Now she has to walk two hours to work at the McDonald’s in Cool Valley to support her three children, ages 9, 3 and 3 months.
Her fiancé, Jalil Whitehorn, 23, also works at McDonald’s. They make $7.70 an hour – just above minimum wage. Their rent is $400 a month. Diapers are $40 a pack.
Polk has been working at McDonald’s since she was 16. She’s been told she can’t work more than 35 hours a week – any more than that and she would be considered full-time – or risk being suspended.
“We’re all out here fighting for the same thing – $15 and a union,” Polk said. “We need to be able to stand together.
“We want people to know we’ve got order, we’ve got reason and we’ve got dignity,” she said. “We’re all in this together.”
‘FIGHTING FOR A LIVING WAGE’
Carlos Robinson, 23, works at Burger King, and has also worked at Taco Bell, Wendy’s and Arby’s. He makes $7.50 an hour.
Robinson sees parallels between the Fight for $15 and the protests surrounding the police involved shooting death of Mike Brown in Ferguson.
“The issues are not separate when you look at them from our point of view,” he said.
“I guarantee you, if Mike Brown was in somewhere working and making a decent at, that woudn’t have happened to him.
“The best thing about being a man is being there for your family, putting food on the table for them,” Robinson said. “I’m just fighting for a living wage.”
ELEVATING THE DEBATE
Indeed, the growing Fight for $15 movement has been credited with elevating the debate around inequality in the U.S.
The online magazine Slate called the movement a “stunning success” and wrote that, “dedicated fast-food workers have managed to completely rewire how the public and politicians think about wages.”
What seemed like a far-fetched goal – $15 an hour –is now a reality in SeaTac and Seattle, where Bloomberg News said the city adopted “the rallying cry of fast-food workers” and where local low-wage airport workers played a leading role in winning the historic wage increase.
In November, San Francisco became the third city in the U.S. to adopt a $15 minimum wage, and last week, Chicago lawmakers voted to raise the Windy City’s minimum wage to $13.
Workers in new industries join movement to lift pay
Inspired by the bold, national actions of fast-food workers, other workers are joining together to boost pay in fast-growing service sector jobs.
Workers from discount stores like Dollar Tree and Family Dollar and convenience stores like Speedway and BP walked off their jobs Thursday in two-dozen cities, forcing many stores to close.
“We’re overworked and paid almost nothing,” said Michael Cogshell, who works at Dollar General in St. Louis and is paid $7.50-an-hour.

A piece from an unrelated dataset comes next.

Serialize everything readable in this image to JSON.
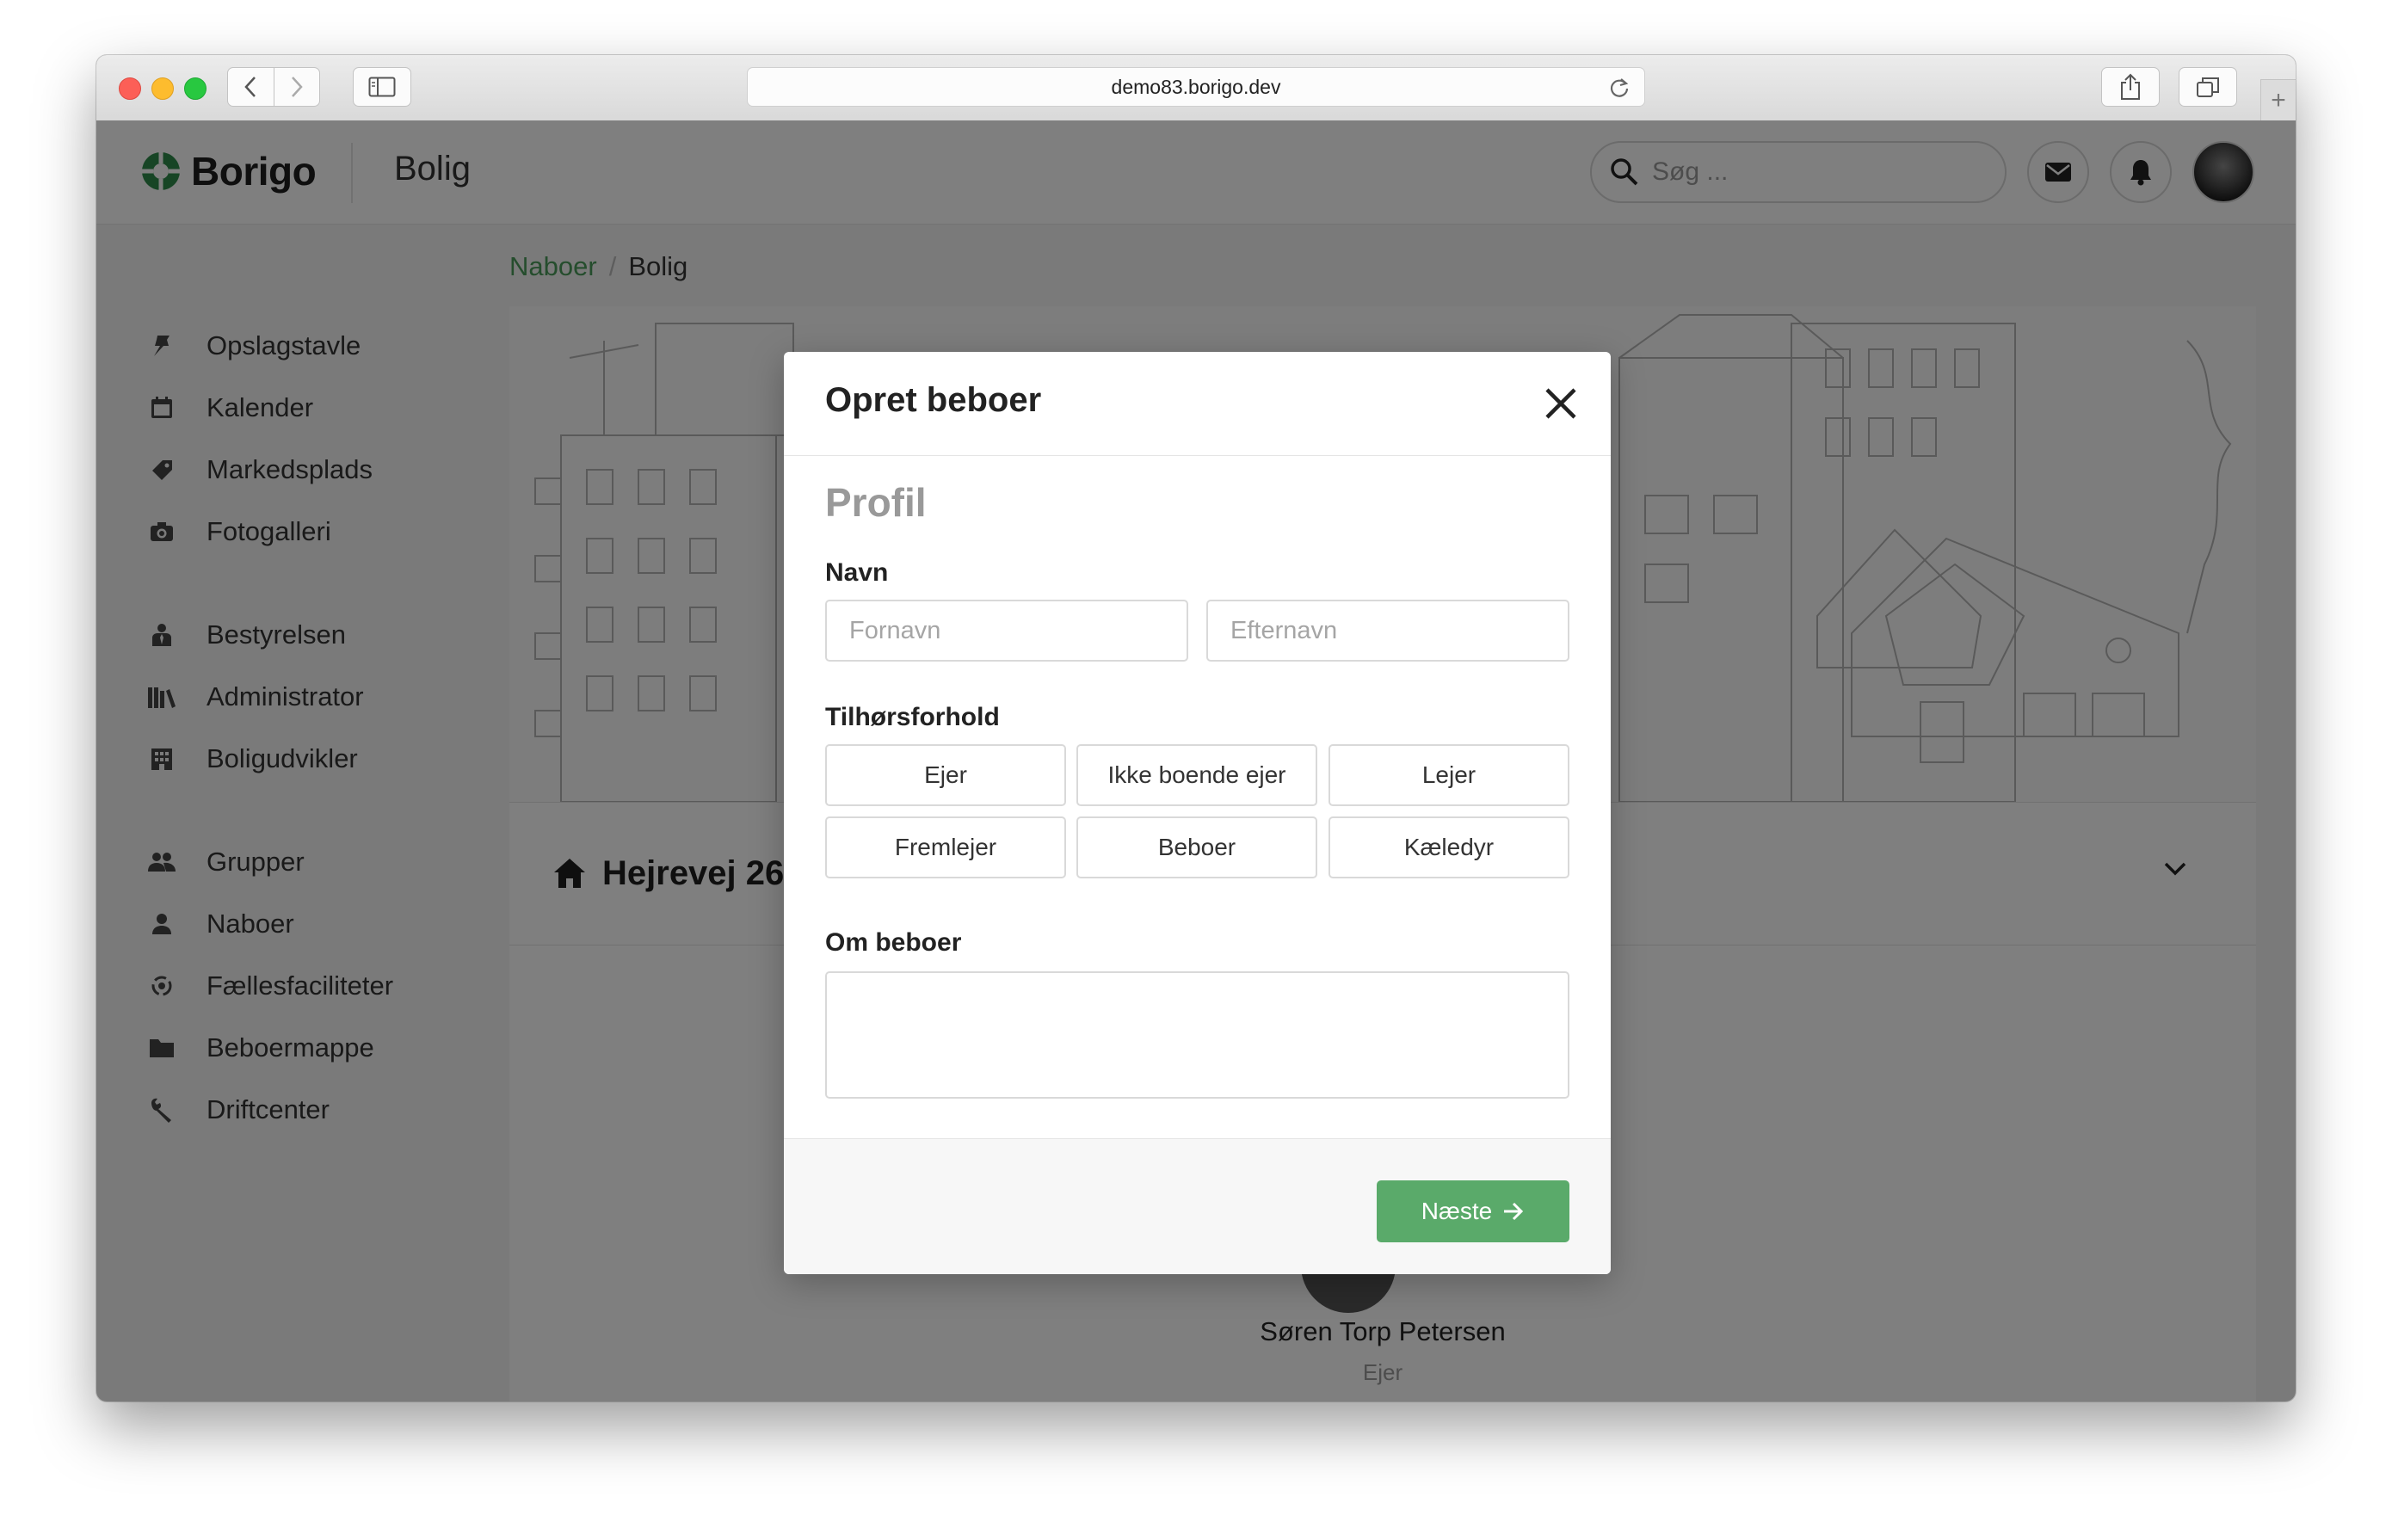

“With $15 and a union I would be able to fully provide for myself. It would give me stability. We’re standing up for a change to see a difference in our community no matter where we work. This affects me and everyone I care about.”

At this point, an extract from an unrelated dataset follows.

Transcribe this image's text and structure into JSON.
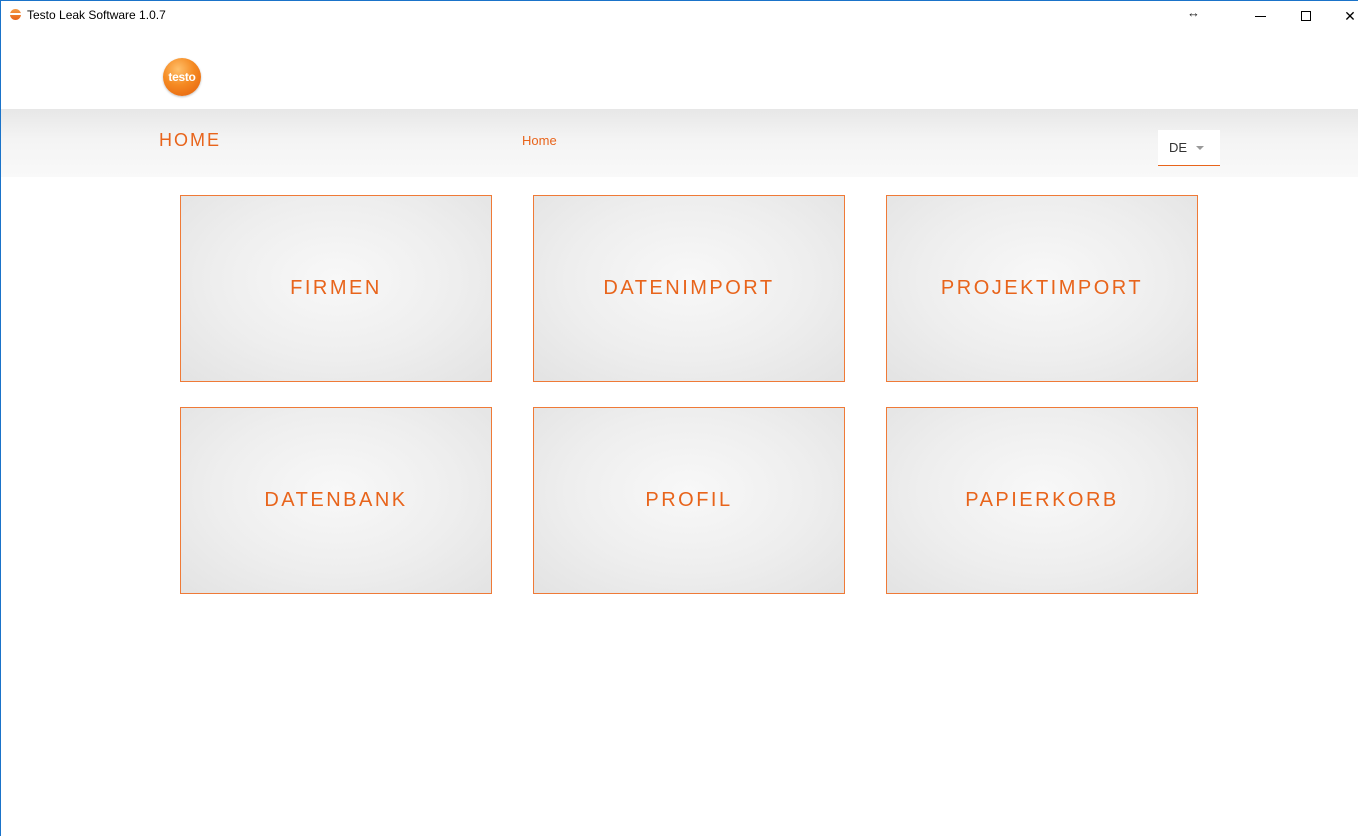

HOME CARE WORKERS
In 19 cities, including Atlanta, Boston, Chicago, Detroit and Los Angeles, non-union and union home care workers who provide in-home support and care for senior citizens and people with disabilities joined striking fast-food workers in front of McDonald’s restaurants.
In many instances, clients protested alongside their home care providers in support of their fight for better pay.
For the first time, workers at 10 of the nation’s busiest airports joined together with fast-food and home care workers calling for $15 an hour and union rights.
Earlier this week, the workers sent a letter to the CEOs of America’s six largest airlines calling on them to partner with airports that are trying to raise wages.
“As airport workers we have pledged to stand together with people who work in home care and fast-food to fight for $15 an hour,” the workers wrote.
Workers from major airports in New York, New Jersey, Los Angeles, Philadelphia, Boston, Minneapolis, Oakland, Fort Lauderdale, Seattle, and Atlanta joined Thursday’s actions.